Type out the whole listing again exactly, pictures omitted.

» PROVIDED RECORDS:
Start of Block

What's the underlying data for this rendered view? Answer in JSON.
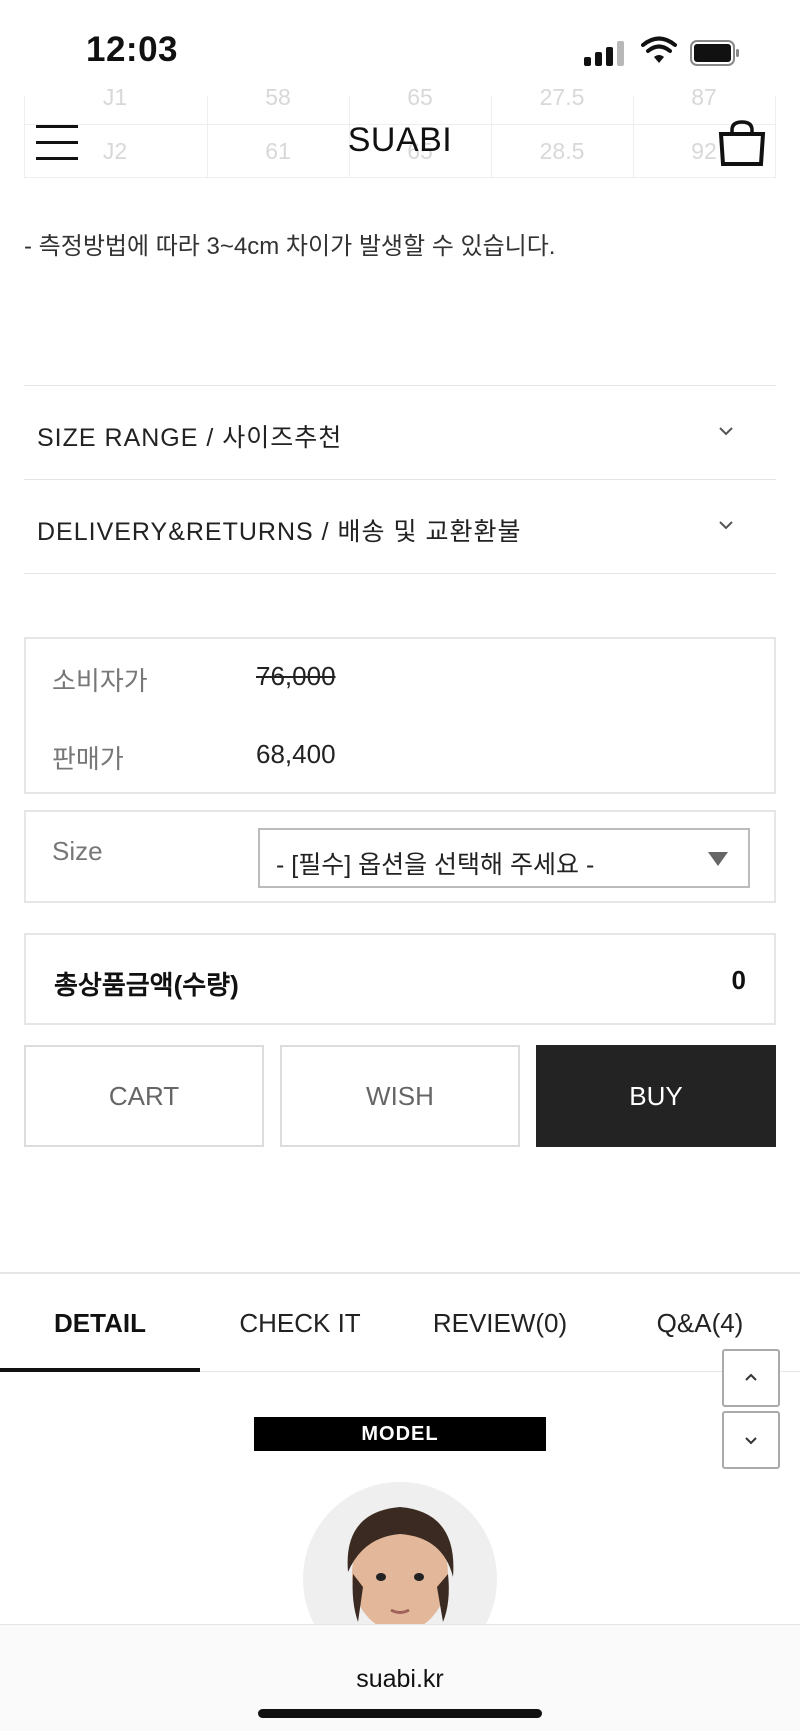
{
  "status_bar": {
    "time": "12:03"
  },
  "size_table_rows": [
    [
      "J1",
      "58",
      "65",
      "27.5",
      "87"
    ],
    [
      "J2",
      "61",
      "65",
      "28.5",
      "92"
    ]
  ],
  "header": {
    "brand": "SUABI",
    "menu_icon": "hamburger-menu-icon",
    "cart_icon": "shopping-bag-icon"
  },
  "note": "- 측정방법에 따라 3~4cm 차이가 발생할 수 있습니다.",
  "accordions": [
    {
      "label": "SIZE RANGE / 사이즈추천"
    },
    {
      "label": "DELIVERY&RETURNS / 배송 및 교환환불"
    }
  ],
  "price": {
    "consumer_label": "소비자가",
    "consumer_value": "76,000",
    "sale_label": "판매가",
    "sale_value": "68,400"
  },
  "option": {
    "label": "Size",
    "selected": "- [필수] 옵션을 선택해 주세요 -"
  },
  "total": {
    "label": "총상품금액(수량)",
    "value": "0"
  },
  "buttons": {
    "cart": "CART",
    "wish": "WISH",
    "buy": "BUY"
  },
  "tabs": [
    {
      "label": "DETAIL",
      "active": true
    },
    {
      "label": "CHECK IT",
      "active": false
    },
    {
      "label": "REVIEW(0)",
      "active": false
    },
    {
      "label": "Q&A(4)",
      "active": false
    }
  ],
  "detail": {
    "banner": "MODEL"
  },
  "browser": {
    "url": "suabi.kr"
  },
  "colors": {
    "buy_bg": "#232323",
    "border": "#e6e6e6",
    "text": "#222222"
  }
}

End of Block

» ANSWER FOR THE TASK:
What's the underlying data for this rendered view? Answer in JSON.
{
  "status_bar": {
    "time": "12:03"
  },
  "size_table_rows": [
    [
      "J1",
      "58",
      "65",
      "27.5",
      "87"
    ],
    [
      "J2",
      "61",
      "65",
      "28.5",
      "92"
    ]
  ],
  "header": {
    "brand": "SUABI",
    "menu_icon": "hamburger-menu-icon",
    "cart_icon": "shopping-bag-icon"
  },
  "note": "- 측정방법에 따라 3~4cm 차이가 발생할 수 있습니다.",
  "accordions": [
    {
      "label": "SIZE RANGE / 사이즈추천"
    },
    {
      "label": "DELIVERY&RETURNS / 배송 및 교환환불"
    }
  ],
  "price": {
    "consumer_label": "소비자가",
    "consumer_value": "76,000",
    "sale_label": "판매가",
    "sale_value": "68,400"
  },
  "option": {
    "label": "Size",
    "selected": "- [필수] 옵션을 선택해 주세요 -"
  },
  "total": {
    "label": "총상품금액(수량)",
    "value": "0"
  },
  "buttons": {
    "cart": "CART",
    "wish": "WISH",
    "buy": "BUY"
  },
  "tabs": [
    {
      "label": "DETAIL",
      "active": true
    },
    {
      "label": "CHECK IT",
      "active": false
    },
    {
      "label": "REVIEW(0)",
      "active": false
    },
    {
      "label": "Q&A(4)",
      "active": false
    }
  ],
  "detail": {
    "banner": "MODEL"
  },
  "browser": {
    "url": "suabi.kr"
  },
  "colors": {
    "buy_bg": "#232323",
    "border": "#e6e6e6",
    "text": "#222222"
  }
}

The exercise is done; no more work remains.